“A Canonical Petition to Excommunicate Culture of Death ‘Catholics'” was originated by Timothy A. Chichester, executive director of Yankee Samizsdat. Other plaintiffs include Judie Brown, president of American Life League; Stephen Brady, president of Roman Catholic Faithful; Christopher A. Ferrara, president of American Catholic Lawyers Association; and Joseph Scheidler, executive director of the Pro-Life Action League.

Brady told The Interim the petition is necessary because too many Catholic politicians flaunt Church teachings on abortion while continuing to profess to be practicing Catholics. “The laity are forced to act now because the priests and bishops have refused to carry out their duty,” he said. “Pro-abortion politicians excommunicate themselves when they support abortion, but the Church must still take the public stand against them and ensure that they do not receive the sacraments.”

Scheidler told The Interim that canon (or church) law says “that those who permit abortion to take place are by extension responsible for procured abortions.” He said without laws that permit abortion, the widespread slaughter of unborn babies would not even be possible.

Brady said while excommunication may seem harsh, “it is time to call to account” such political leaders. He sees several benefits to the petition. It will force pro-abortion Catholic politicians to re-examine their positions and perhaps lead them back to the Church. “This may save their soul,” he said. Furthermore, it will educate Catholics, and end the scandal among the faithful and the confusion within society caused by prominent pro-abortion Catholics. Brady said “only a public renouncement would bring pro-abortion politicians back into the fold and end the confusion.”

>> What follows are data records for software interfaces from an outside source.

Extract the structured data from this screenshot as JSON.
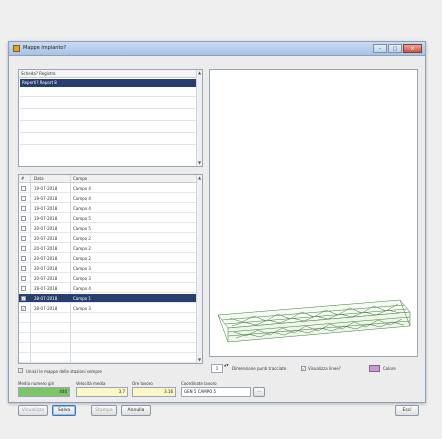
{
  "window": {
    "title": "Mappe impianto?",
    "min": "–",
    "max": "□",
    "close": "×"
  },
  "top_list": {
    "header": "Scheda? Registro",
    "selected_item": "Reperti? Report 8"
  },
  "scroll": {
    "up": "▲",
    "down": "▼"
  },
  "table": {
    "columns": [
      "#",
      "Data",
      "Campo"
    ],
    "rows": [
      {
        "checked": false,
        "date": "19-07-2018",
        "name": "Campo 4"
      },
      {
        "checked": false,
        "date": "19-07-2018",
        "name": "Campo 4"
      },
      {
        "checked": false,
        "date": "19-07-2018",
        "name": "Campo 4"
      },
      {
        "checked": false,
        "date": "19-07-2018",
        "name": "Campo 5"
      },
      {
        "checked": false,
        "date": "20-07-2018",
        "name": "Campo 5"
      },
      {
        "checked": false,
        "date": "20-07-2018",
        "name": "Campo 2"
      },
      {
        "checked": false,
        "date": "20-07-2018",
        "name": "Campo 2"
      },
      {
        "checked": false,
        "date": "20-07-2018",
        "name": "Campo 2"
      },
      {
        "checked": false,
        "date": "20-07-2018",
        "name": "Campo 3"
      },
      {
        "checked": false,
        "date": "20-07-2018",
        "name": "Campo 3"
      },
      {
        "checked": false,
        "date": "28-07-2018",
        "name": "Campo 4"
      },
      {
        "checked": true,
        "date": "28-07-2018",
        "name": "Campo 1",
        "selected": true
      },
      {
        "checked": true,
        "date": "28-07-2018",
        "name": "Campo 3"
      }
    ]
  },
  "checkbox_all": {
    "checked": true,
    "mark": "✓",
    "label": "Unisci le mappe delle stazioni sempre"
  },
  "view_controls": {
    "spin_value": "1",
    "spin_arrows": "▲▼",
    "dim_label": "Dimensione punti tracciato",
    "show_lines_checked": true,
    "show_lines_mark": "✓",
    "show_lines_label": "Visualizza linee?",
    "color_label": "Colore",
    "color_hex": "#c89ad0"
  },
  "stats": {
    "num_label": "Media numero giri",
    "num_value": "440",
    "vel_label": "Velocità media",
    "vel_value": "3.7",
    "area_label": "Ore lavoro",
    "area_value": "3.16",
    "coord_label": "Coordinate lavoro",
    "coord_value": "GEN 5 CAMPO 5",
    "browse_label": "…"
  },
  "buttons": {
    "visualizza": "Visualizza",
    "salva": "Salva",
    "stampa": "Stampa",
    "annulla": "Annulla",
    "close": "Esci"
  }
}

Scheidler sees the petition as mostly an opportunity to teach Catholics that support for abortion “puts oneself outside the church.” He hopes the threat of formal excommunication would lead those listed in the petition to seek salvation by renouncing their support for abortion.

The petition names 52 members of the U.S. Senate and House of Representatives, governors, and prominent former politicians who profess to be Catholic, including former Governor Mario Cuomo (D-N.Y.), Senators Edward Kennedy (D-Mass.), Patrick Leahy (D-Vt.), Senate majority leader Tom Daschle (D-S.D.) and U.S. ambassador to Canada Paul Celluci.

The petition will be presented in Rome this fall and organizers hope to have collected 100,000 supporter signatures, all of whom become plaintiffs in the legal action. Brady said a public pronouncement by the Pope that these politicians could not receive the sacraments “would set an example for the whole Catholic population.”

Scheidler is unsure whether or not the Pope will excommunicate the politicians noting that he has thrice before submitted such petitions, none of which received any response. He said the increased media attention to the current petition might lead American bishops to take a more public stand on the permissibility of Catholics supporting abortion. He said the faithful are scandalized when parish priests give communion to Catholics who excommunicate themselves because of their actions and that the problem must be addressed immediately. “Desperate times calls for desperate measures.”